King’s Bloat

One of the blogs I’m watching as a candidate for a WriterBlog link is Bow. James Bow. A day or two ago, he reported this comment from a friend:

Erin on the news that the upcoming Harry Potter and the Order of the Phoenix is 255,000 words long:

“Good God. Let’s hope that doesn’t mean that nobody had the courage to edit the damn thing.”

Sounds like James’ friend is onto something that I discovered at least a decade ago, something that more and more people who read are catching on to: the more popular an author becomes, the less likely an editor is to edit his/er work.

There are a couple of reasons for this. Editors are no longer from the Maxwell Perkins* school of editing, where they took time to guide and shape writers. Now they’re too busy crunching numbers and going to sales conferences to do much more than a cursory edit. That lot falls more and more to agents now, who try and get a book into the best shape possible before sending it along to a busy editor – the idea being that the editor has to do as little work as possible on the book when preparing it for publication.

But there’s another issue afoot. I think that some writers amass such impressive sales figures that a kind of fear sets in at the publishing house, a fear of killing the golden goose, or of making the 500 pound gorilla angry so it goes and sits somewhere else. The result is that suggestions which could be made to improve the book are not just unheeded… they go unsaid altogether.

I first noticed this in Stephen King back in the eighties, as his manuscripts got larger and more unwieldy. I now refer to the phenomenon as “King’s Bloat” for that reason. The last victim I identified was Tom Clancy, whose work I like much more than King’s, but whose plotting has become rather flaccid, along with the swelling of the word count. Executive Orders is one of my Clancy favorites, but could have used some judicious trimming; Rainbow Six was to me superfluous as a novel, a swollen outtake of the previous novel.

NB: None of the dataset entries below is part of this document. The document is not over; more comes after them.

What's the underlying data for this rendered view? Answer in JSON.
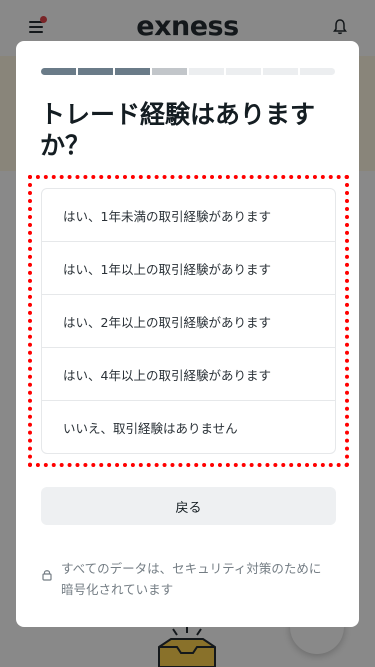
{
  "app": {
    "logo_text": "exness",
    "accent_color": "#e0373c",
    "icons": [
      "menu-icon",
      "notification-dot",
      "bell-icon"
    ]
  },
  "modal": {
    "progress": {
      "total_steps": 8,
      "completed_steps": 3,
      "current_step": 4,
      "completed_color": "#6a7b88",
      "current_color": "#c2c6ca",
      "pending_color": "#eceef0"
    },
    "title": "トレード経験はありますか？",
    "options": [
      {
        "label": "はい、1年未満の取引経験があります"
      },
      {
        "label": "はい、1年以上の取引経験があります"
      },
      {
        "label": "はい、2年以上の取引経験があります"
      },
      {
        "label": "はい、4年以上の取引経験があります"
      },
      {
        "label": "いいえ、取引経験はありません"
      }
    ],
    "back_label": "戻る",
    "security_note": "すべてのデータは、セキュリティ対策のために暗号化されています",
    "security_icon": "lock-icon",
    "highlight_color": "#ff0000"
  }
}
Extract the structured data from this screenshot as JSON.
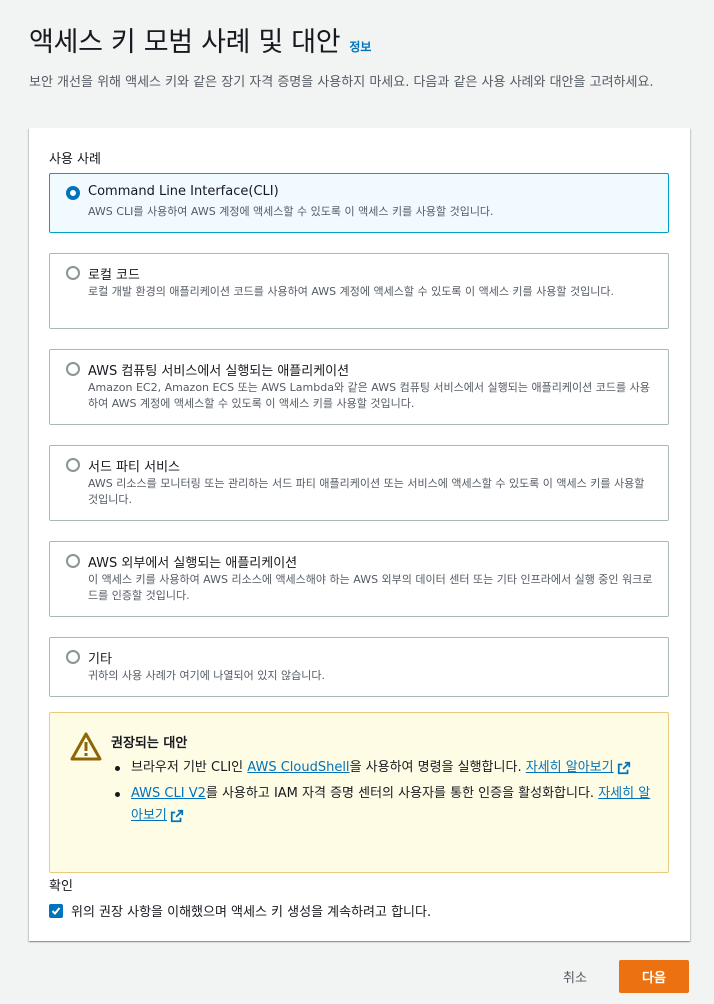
{
  "header": {
    "title": "액세스 키 모범 사례 및 대안",
    "info_link": "정보",
    "description": "보안 개선을 위해 액세스 키와 같은 장기 자격 증명을 사용하지 마세요. 다음과 같은 사용 사례와 대안을 고려하세요."
  },
  "use_cases": {
    "label": "사용 사례",
    "selected_index": 0,
    "options": [
      {
        "title": "Command Line Interface(CLI)",
        "description": "AWS CLI를 사용하여 AWS 계정에 액세스할 수 있도록 이 액세스 키를 사용할 것입니다."
      },
      {
        "title": "로컬 코드",
        "description": "로컬 개발 환경의 애플리케이션 코드를 사용하여 AWS 계정에 액세스할 수 있도록 이 액세스 키를 사용할 것입니다."
      },
      {
        "title": "AWS 컴퓨팅 서비스에서 실행되는 애플리케이션",
        "description": "Amazon EC2, Amazon ECS 또는 AWS Lambda와 같은 AWS 컴퓨팅 서비스에서 실행되는 애플리케이션 코드를 사용하여 AWS 계정에 액세스할 수 있도록 이 액세스 키를 사용할 것입니다."
      },
      {
        "title": "서드 파티 서비스",
        "description": "AWS 리소스를 모니터링 또는 관리하는 서드 파티 애플리케이션 또는 서비스에 액세스할 수 있도록 이 액세스 키를 사용할 것입니다."
      },
      {
        "title": "AWS 외부에서 실행되는 애플리케이션",
        "description": "이 액세스 키를 사용하여 AWS 리소스에 액세스해야 하는 AWS 외부의 데이터 센터 또는 기타 인프라에서 실행 중인 워크로드를 인증할 것입니다."
      },
      {
        "title": "기타",
        "description": "귀하의 사용 사례가 여기에 나열되어 있지 않습니다."
      }
    ]
  },
  "alert": {
    "title": "권장되는 대안",
    "item1_prefix": "브라우저 기반 CLI인 ",
    "item1_link": "AWS CloudShell",
    "item1_suffix": "을 사용하여 명령을 실행합니다. ",
    "item1_learn_more": "자세히 알아보기",
    "item2_link": "AWS CLI V2",
    "item2_suffix": "를 사용하고 IAM 자격 증명 센터의 사용자를 통한 인증을 활성화합니다. ",
    "item2_learn_more": "자세히 알아보기"
  },
  "confirmation": {
    "label": "확인",
    "checkbox_text": "위의 권장 사항을 이해했으며 액세스 키 생성을 계속하려고 합니다.",
    "checked": true
  },
  "footer": {
    "cancel_label": "취소",
    "next_label": "다음"
  },
  "colors": {
    "primary_button": "#ec7211",
    "link": "#0073bb",
    "selected_border": "#00a1c9",
    "warning_bg": "#fffce6"
  }
}
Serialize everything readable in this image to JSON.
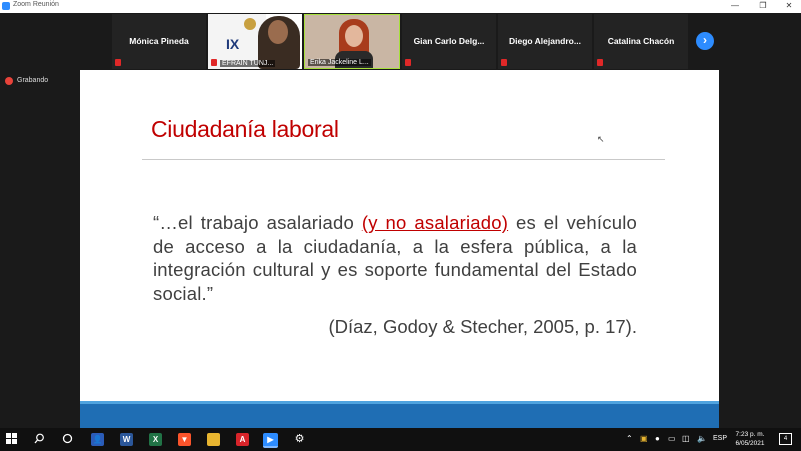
{
  "window": {
    "title": "Zoom Reunión",
    "minimize": "—",
    "restore": "❐",
    "close": "✕"
  },
  "participants": [
    {
      "name": "Mónica Pineda",
      "muted": true
    },
    {
      "name": "EFRAIN TUNJ...",
      "video": true,
      "muted": true,
      "logo_text": "IX"
    },
    {
      "name": "Erika Jackeline L...",
      "video": true,
      "muted": false,
      "active_speaker": true
    },
    {
      "name": "Gian Carlo Delg...",
      "muted": true
    },
    {
      "name": "Diego Alejandro...",
      "muted": true
    },
    {
      "name": "Catalina Chacón",
      "muted": true
    }
  ],
  "next_page_icon": "›",
  "recording": {
    "label": "Grabando",
    "color": "#e8433a"
  },
  "slide": {
    "title": "Ciudadanía laboral",
    "quote_before": "“…el trabajo asalariado ",
    "quote_highlight": "(y no asalariado)",
    "quote_after": " es el vehículo de acceso a la ciudadanía, a la esfera pública, a la integración cultural y es soporte fundamental del Estado social.”",
    "citation": "(Díaz, Godoy & Stecher, 2005, p. 17).",
    "accent_color": "#c00000",
    "footer_color": "#1f6eb4"
  },
  "taskbar": {
    "start_icon": "windows-logo-icon",
    "search_icon": "search-icon",
    "apps": [
      "cortana-icon",
      "people-icon",
      "word-icon",
      "excel-icon",
      "brave-icon",
      "file-explorer-icon",
      "acrobat-icon",
      "zoom-icon",
      "settings-icon"
    ],
    "language": "ESP",
    "time": "7:23 p. m.",
    "date": "6/05/2021",
    "notification_count": "4"
  }
}
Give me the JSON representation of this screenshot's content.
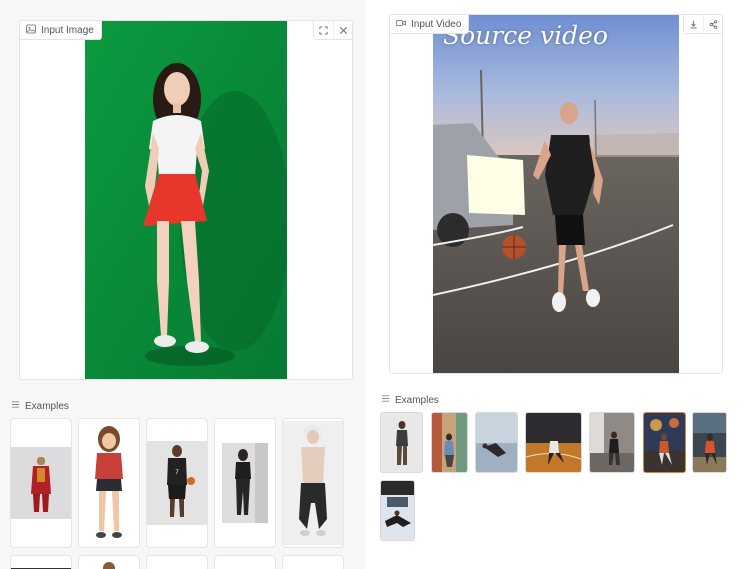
{
  "input_image": {
    "label": "Input Image",
    "icon": "image-icon",
    "buttons": [
      "fullscreen-icon",
      "close-icon"
    ],
    "colors": {
      "backdrop": "#0a8c3a",
      "skirt": "#e8362a",
      "top": "#f5f5f5"
    }
  },
  "source_video": {
    "label": "Input Video",
    "overlay_text": "Source video",
    "icon": "video-icon",
    "buttons": [
      "download-icon",
      "share-icon"
    ]
  },
  "left_examples": {
    "label": "Examples",
    "items": [
      "joker-red-suit",
      "anime-girl-red-top",
      "basketball-player",
      "woman-black-outfit",
      "figure-white-hair",
      "partial-1",
      "partial-2",
      "partial-3",
      "partial-4",
      "partial-5"
    ]
  },
  "right_examples": {
    "label": "Examples",
    "items": [
      "woman-dancing",
      "street-dancer",
      "floor-breakdancer",
      "court-dancer",
      "gym-dancer",
      "kid-fireworks",
      "arcade-dancer",
      "snow-breakdancer"
    ]
  }
}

The Clancy catalog should have been spared its presence. To date I haven’t been able to get through The Bear and the Dragon. If ever a book cried out for blue pencil eradication of a third of its mass, this one is it (keep in mind I have long since given up on King).

Now I haven’t read any of the Harry Potter books, but I have to wonder if J.K. Rowling’s increasingly swollen word counts are a sign that she has contracted King’s Bloat. What makes this prognosis particularly grim is that Rowling is not a five hundred pound gorilla. She is the half-ton gorilla of the industry, the woman forecasted to become the world’s first billionaire author. A shame if she succumbs to this sad disorder now. If this happens, she will hit her financial apex with her best work already behind her.

Writers, inoculate yourselves now! Unfortunately, how to do that requires more meditation on my part. For now, I’ve told my wife to take a skillet and realign my neurons if I ever develop The Bloat or start coasting.

*Who is Maxwell Perkins? Hie thee to eBay or to find a copy of Max Perkins, Editor of Genius. It’s a wonderful biography about the man who guided many a stellar literary career, one that will make you weep for the days of publishing that are now long gone. I know because I did.

NP – Stan Ridgway, Anatomy

What are your thoughts?

Fill in your details below or click an icon to log in: Logo

You are commenting using your account. Log Out / Change )

Twitter picture

You are commenting using your Twitter account. Log Out / Change )

Facebook photo

You are commenting using your Facebook account. Log Out / Change )

Google+ photo

You are commenting using your Google+ account. Log Out / Change )

Connecting to %s


Get every new post delivered to your Inbox.

Join 534 other followers

%d bloggers like this: